Enterprise implementations require Windows Authentication within an NT or Active Directory domain. This is essential to a working enterprise configuration. Without a domain, you entirely lose the ability to use SharePoint Team Services (STS) and Analysis Services. Both of these services require Windows Authentication. You also must have a domain to deploy Project Server components, including SQL Server, across two or more boxes. Project Server talks to STS and Analysis Services through COM+ objects that run under Windows identities. These can’t be local machine accounts once a second server is added, because one machine’s local account isn’t recognized by another machine. This is true even when the usernames are the same, as the credentials are passed as machinename\username. On the other hand, a domain account is passed as domainname\username, which can be resolved by any domain member machine.

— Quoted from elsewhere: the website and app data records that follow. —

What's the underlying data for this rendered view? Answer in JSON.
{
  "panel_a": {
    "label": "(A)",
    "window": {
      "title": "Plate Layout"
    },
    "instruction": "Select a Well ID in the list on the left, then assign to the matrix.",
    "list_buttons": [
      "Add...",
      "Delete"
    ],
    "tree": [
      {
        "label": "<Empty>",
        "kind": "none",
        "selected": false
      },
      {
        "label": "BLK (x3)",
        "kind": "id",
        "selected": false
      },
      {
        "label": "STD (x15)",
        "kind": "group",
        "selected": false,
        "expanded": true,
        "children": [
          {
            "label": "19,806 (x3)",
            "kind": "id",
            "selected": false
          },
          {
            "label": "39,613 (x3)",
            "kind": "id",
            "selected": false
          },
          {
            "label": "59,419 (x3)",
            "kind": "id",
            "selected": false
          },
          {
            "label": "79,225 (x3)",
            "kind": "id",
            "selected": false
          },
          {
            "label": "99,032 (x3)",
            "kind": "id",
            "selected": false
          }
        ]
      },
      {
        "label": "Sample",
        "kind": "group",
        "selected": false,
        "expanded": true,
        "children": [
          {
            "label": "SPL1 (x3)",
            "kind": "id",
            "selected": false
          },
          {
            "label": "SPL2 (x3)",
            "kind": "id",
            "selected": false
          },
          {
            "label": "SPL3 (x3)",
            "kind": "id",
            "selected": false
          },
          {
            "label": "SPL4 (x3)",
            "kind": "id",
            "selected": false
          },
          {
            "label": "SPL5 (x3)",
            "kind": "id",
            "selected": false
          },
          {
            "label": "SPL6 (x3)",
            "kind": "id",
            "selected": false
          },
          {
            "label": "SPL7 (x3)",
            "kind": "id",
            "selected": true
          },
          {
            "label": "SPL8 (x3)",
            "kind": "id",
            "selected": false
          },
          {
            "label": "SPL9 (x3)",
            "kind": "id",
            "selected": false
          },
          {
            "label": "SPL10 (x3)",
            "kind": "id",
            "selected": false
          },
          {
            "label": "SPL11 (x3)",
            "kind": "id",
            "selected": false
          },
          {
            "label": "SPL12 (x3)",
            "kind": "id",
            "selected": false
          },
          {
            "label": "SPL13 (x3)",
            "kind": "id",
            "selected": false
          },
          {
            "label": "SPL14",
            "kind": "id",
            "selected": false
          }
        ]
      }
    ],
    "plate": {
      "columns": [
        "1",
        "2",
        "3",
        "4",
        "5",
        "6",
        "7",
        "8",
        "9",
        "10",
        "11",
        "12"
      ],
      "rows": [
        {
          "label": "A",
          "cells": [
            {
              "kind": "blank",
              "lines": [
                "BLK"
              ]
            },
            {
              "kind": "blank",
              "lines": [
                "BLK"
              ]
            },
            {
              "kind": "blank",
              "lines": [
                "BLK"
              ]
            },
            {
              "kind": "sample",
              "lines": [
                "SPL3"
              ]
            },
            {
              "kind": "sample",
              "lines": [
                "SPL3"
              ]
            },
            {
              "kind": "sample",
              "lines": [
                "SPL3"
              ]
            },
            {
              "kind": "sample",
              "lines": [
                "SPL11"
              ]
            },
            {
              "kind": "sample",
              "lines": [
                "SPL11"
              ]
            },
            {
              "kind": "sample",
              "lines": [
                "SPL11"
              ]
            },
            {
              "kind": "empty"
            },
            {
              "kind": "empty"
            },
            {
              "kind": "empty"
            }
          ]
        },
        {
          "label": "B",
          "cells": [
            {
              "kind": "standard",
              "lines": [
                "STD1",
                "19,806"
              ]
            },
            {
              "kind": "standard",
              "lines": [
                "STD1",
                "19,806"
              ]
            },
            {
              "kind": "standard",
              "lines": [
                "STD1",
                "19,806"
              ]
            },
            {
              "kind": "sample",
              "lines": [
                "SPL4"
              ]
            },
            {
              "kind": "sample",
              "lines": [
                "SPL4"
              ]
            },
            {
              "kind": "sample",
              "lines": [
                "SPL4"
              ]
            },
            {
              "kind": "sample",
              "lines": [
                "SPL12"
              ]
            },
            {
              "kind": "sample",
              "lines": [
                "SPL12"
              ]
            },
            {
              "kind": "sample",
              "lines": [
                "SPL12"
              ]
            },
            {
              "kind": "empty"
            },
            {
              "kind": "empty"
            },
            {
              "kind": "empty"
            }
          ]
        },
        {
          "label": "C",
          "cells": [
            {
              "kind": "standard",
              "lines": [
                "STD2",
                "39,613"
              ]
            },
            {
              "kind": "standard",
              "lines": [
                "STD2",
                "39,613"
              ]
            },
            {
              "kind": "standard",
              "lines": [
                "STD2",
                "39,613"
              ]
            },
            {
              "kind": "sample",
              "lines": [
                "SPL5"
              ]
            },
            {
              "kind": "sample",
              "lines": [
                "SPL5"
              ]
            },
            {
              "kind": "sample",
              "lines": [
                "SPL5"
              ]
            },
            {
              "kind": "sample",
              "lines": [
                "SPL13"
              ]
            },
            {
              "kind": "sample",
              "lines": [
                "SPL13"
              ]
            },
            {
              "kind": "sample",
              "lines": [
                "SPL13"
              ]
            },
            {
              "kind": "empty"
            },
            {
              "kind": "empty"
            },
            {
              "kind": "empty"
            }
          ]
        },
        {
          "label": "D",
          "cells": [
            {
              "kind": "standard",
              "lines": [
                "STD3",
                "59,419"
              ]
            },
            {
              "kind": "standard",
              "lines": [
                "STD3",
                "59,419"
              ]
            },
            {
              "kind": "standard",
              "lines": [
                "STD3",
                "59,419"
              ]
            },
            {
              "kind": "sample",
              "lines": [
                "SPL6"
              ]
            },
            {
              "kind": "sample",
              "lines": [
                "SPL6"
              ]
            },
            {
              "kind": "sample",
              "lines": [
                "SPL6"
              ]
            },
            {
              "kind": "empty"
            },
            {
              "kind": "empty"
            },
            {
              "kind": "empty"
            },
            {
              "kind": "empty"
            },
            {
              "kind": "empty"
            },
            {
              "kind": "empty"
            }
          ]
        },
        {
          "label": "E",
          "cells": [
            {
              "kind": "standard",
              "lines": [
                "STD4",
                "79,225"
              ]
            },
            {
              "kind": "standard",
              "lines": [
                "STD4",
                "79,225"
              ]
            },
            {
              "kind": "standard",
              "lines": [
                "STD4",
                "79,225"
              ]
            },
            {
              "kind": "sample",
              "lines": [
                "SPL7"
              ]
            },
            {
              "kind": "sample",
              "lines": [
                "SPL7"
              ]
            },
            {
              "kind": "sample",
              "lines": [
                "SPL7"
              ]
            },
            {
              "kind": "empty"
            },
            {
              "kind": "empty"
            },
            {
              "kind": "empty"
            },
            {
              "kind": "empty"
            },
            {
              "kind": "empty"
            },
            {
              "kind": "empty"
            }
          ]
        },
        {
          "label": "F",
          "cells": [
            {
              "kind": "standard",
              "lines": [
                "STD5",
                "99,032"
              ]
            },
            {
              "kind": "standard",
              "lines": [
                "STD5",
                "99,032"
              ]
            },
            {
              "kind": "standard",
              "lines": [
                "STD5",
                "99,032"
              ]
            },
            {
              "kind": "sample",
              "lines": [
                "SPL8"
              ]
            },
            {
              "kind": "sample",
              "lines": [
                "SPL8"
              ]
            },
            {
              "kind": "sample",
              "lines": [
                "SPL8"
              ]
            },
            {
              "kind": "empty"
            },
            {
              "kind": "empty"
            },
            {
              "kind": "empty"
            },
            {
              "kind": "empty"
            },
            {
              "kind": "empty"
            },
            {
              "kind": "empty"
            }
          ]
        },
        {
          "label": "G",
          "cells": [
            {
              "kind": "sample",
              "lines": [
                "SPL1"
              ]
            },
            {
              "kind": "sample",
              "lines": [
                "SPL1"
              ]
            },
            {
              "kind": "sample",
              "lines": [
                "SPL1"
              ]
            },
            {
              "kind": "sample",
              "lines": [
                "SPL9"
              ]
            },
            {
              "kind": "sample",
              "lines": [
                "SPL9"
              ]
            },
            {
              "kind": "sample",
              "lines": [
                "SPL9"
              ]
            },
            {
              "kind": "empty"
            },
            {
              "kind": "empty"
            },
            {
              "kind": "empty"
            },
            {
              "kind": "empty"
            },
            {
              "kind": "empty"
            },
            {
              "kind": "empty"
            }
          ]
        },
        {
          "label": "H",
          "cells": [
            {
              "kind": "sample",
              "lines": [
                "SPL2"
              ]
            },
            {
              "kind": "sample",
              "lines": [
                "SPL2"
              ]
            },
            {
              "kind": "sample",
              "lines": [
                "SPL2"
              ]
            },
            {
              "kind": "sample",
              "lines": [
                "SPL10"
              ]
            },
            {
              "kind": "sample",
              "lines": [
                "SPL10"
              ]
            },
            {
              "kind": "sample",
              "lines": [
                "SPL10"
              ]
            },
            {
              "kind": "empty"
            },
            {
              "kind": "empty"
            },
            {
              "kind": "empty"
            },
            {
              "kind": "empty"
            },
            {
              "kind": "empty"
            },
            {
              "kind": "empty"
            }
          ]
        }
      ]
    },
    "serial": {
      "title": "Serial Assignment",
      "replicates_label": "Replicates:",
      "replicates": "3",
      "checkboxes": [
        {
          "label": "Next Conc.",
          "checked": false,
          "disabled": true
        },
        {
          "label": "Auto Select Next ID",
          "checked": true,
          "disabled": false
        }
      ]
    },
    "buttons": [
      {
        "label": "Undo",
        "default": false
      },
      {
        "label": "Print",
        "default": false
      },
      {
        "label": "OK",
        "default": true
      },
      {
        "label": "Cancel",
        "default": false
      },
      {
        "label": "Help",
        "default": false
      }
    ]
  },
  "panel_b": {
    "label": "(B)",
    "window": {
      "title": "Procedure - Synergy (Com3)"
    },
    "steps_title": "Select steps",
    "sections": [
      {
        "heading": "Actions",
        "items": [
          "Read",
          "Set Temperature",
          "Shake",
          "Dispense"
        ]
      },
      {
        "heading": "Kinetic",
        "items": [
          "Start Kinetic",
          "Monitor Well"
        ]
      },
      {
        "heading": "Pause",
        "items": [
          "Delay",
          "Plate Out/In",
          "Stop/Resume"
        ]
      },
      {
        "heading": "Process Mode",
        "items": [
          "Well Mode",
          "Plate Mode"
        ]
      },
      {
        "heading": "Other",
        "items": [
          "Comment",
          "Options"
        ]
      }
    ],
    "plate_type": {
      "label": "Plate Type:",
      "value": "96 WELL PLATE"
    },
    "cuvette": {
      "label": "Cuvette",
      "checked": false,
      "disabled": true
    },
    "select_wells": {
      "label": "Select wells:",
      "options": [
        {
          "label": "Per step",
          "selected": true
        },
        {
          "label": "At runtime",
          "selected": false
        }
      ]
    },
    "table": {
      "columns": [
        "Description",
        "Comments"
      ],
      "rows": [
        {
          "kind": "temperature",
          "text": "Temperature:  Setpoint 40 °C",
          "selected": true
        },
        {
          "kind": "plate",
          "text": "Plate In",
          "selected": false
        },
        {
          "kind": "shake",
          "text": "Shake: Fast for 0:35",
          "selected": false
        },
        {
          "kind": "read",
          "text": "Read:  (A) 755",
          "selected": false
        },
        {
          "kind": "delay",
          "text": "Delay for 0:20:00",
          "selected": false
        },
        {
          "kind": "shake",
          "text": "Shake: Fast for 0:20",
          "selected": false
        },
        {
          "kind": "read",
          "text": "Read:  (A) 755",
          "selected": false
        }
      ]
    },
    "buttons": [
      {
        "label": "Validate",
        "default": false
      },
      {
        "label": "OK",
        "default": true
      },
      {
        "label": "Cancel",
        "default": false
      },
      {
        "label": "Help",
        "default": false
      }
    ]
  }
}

Working across multiple domains isn’t a problem as long as you establish the proper trust relationships. Without the trusts, you’ll run into the same types of problems you encounter with local machine accounts. The credentials will be rejected. I’ve heard of an implementation that circumvented trusts by using a customized Lightweight Directory Access Protocol (LDAP) solution. Suffice it to say that this is a challenge for very technically skilled folks with plenty of funding, as this isn’t a native capability. Generally speaking, it’s a good idea to keep all your Project Server boxes in the same domain. Users can access the system from any trusted domain.